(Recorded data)
■ ■ ■
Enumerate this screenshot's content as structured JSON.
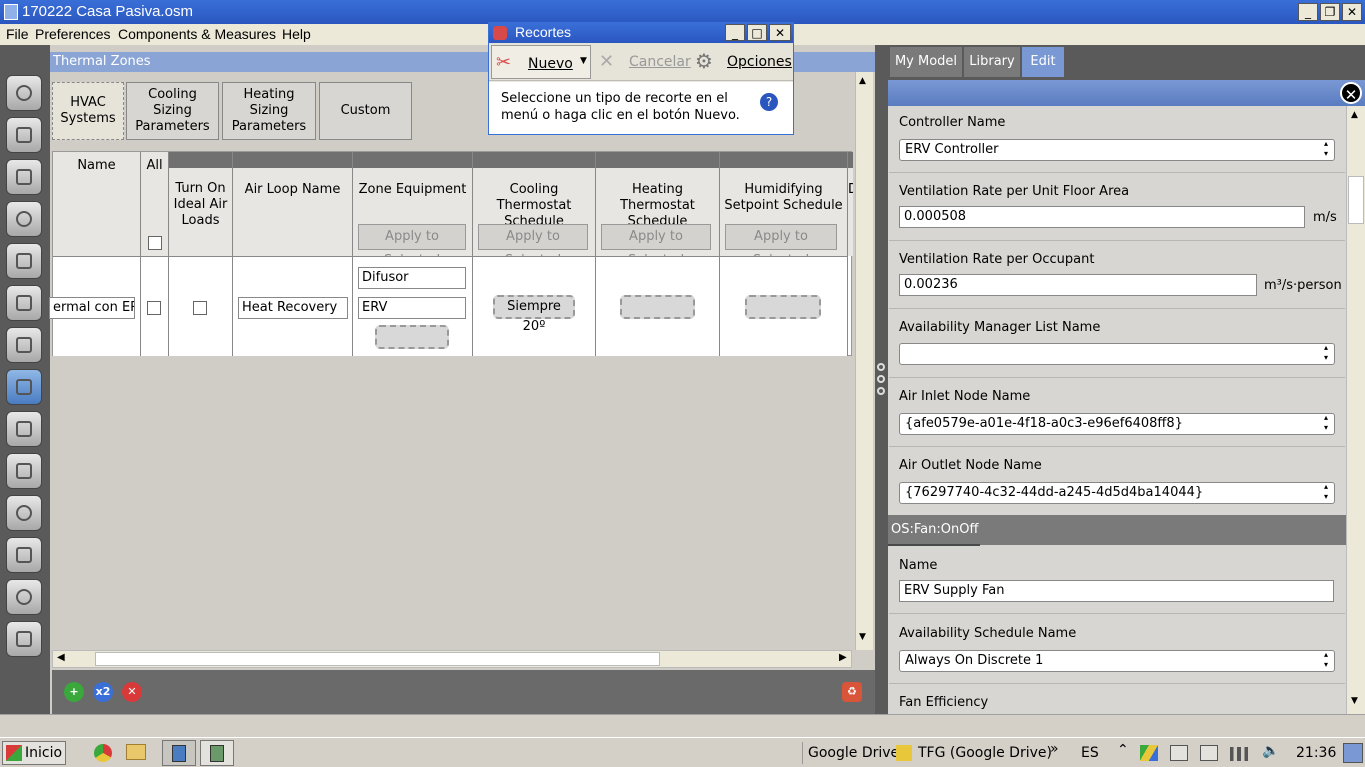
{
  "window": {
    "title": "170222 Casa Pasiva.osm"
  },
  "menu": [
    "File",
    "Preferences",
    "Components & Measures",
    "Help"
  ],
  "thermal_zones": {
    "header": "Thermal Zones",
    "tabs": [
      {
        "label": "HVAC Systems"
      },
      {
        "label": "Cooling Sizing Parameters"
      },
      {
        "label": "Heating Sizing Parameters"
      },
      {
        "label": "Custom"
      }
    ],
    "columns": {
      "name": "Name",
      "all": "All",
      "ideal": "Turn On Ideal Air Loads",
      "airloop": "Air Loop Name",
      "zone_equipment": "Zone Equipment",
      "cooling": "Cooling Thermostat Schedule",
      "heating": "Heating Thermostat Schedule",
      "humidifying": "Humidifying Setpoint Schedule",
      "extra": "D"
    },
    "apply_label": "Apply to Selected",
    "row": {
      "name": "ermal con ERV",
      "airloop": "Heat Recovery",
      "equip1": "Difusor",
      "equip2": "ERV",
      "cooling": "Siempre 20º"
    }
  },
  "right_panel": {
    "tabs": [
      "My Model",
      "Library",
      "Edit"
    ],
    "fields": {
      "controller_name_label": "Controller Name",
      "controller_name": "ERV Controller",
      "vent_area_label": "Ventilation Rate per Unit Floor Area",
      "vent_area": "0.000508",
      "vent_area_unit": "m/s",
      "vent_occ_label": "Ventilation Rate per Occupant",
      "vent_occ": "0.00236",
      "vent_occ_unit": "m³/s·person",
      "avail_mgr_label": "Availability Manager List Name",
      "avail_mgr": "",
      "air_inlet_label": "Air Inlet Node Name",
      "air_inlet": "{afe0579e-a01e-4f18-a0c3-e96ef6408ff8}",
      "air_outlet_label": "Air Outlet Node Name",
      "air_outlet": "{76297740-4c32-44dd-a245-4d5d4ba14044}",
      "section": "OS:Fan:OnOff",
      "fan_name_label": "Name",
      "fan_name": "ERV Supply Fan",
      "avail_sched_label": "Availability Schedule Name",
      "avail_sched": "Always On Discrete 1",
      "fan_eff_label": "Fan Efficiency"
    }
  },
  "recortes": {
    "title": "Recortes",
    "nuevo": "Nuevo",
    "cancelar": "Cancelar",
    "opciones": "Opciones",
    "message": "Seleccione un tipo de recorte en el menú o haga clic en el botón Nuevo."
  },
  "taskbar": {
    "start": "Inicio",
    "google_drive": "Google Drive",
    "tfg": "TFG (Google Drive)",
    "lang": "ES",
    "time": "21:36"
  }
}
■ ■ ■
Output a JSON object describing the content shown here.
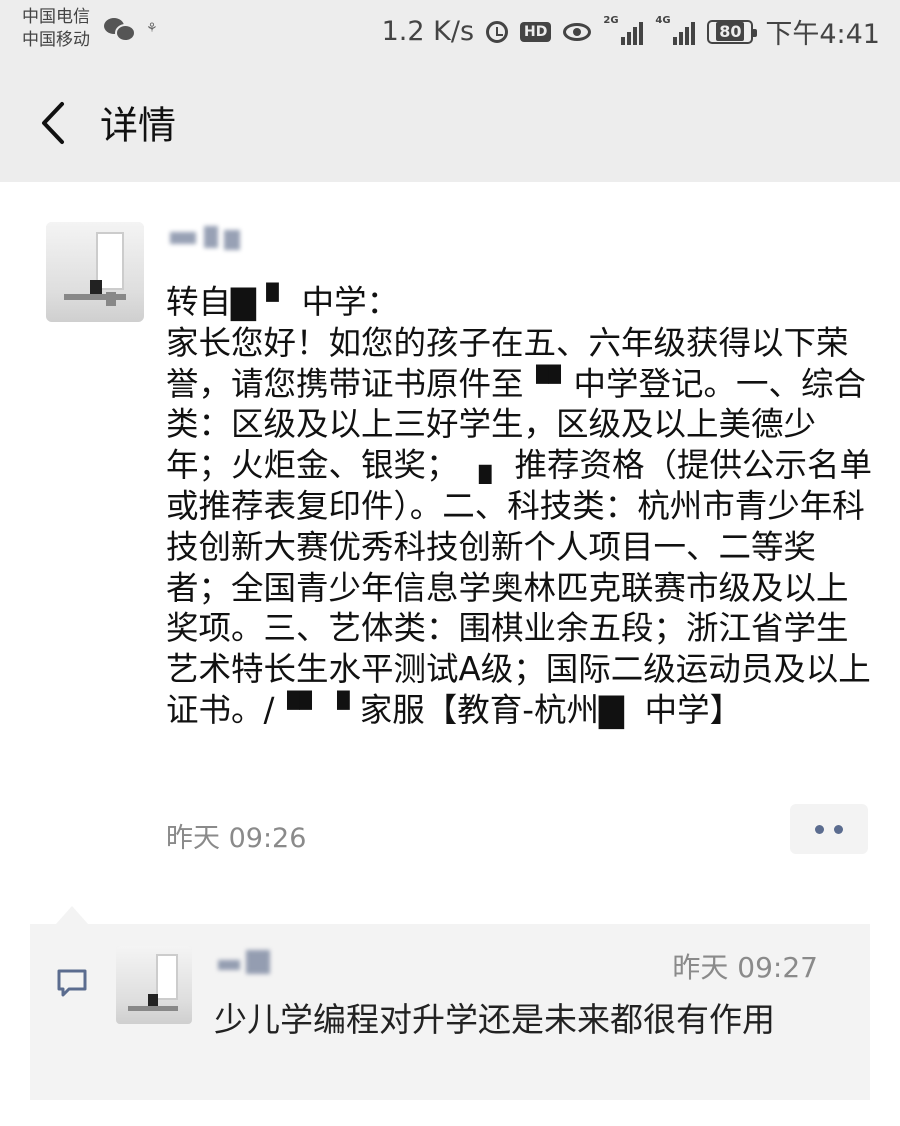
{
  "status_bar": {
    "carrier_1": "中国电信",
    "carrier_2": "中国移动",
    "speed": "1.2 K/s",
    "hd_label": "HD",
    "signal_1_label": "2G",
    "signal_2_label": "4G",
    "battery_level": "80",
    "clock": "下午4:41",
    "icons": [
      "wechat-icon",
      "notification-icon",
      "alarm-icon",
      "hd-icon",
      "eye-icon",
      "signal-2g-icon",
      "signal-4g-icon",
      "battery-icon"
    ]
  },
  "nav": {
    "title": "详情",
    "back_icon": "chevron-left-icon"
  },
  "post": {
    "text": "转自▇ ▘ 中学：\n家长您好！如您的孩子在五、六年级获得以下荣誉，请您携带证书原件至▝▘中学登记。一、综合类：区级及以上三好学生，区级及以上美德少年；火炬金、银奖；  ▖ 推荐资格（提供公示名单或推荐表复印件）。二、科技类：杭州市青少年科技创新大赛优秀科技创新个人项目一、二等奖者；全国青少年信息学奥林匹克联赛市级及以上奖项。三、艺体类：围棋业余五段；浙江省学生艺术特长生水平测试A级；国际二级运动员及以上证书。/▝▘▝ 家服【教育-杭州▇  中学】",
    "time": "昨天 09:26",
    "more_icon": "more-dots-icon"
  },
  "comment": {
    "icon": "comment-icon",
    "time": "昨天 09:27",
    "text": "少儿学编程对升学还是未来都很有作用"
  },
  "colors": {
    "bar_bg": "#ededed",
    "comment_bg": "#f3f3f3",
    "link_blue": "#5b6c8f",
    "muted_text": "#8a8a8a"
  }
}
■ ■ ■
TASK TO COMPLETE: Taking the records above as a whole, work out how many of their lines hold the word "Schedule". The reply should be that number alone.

EXERCISE RESULT: 4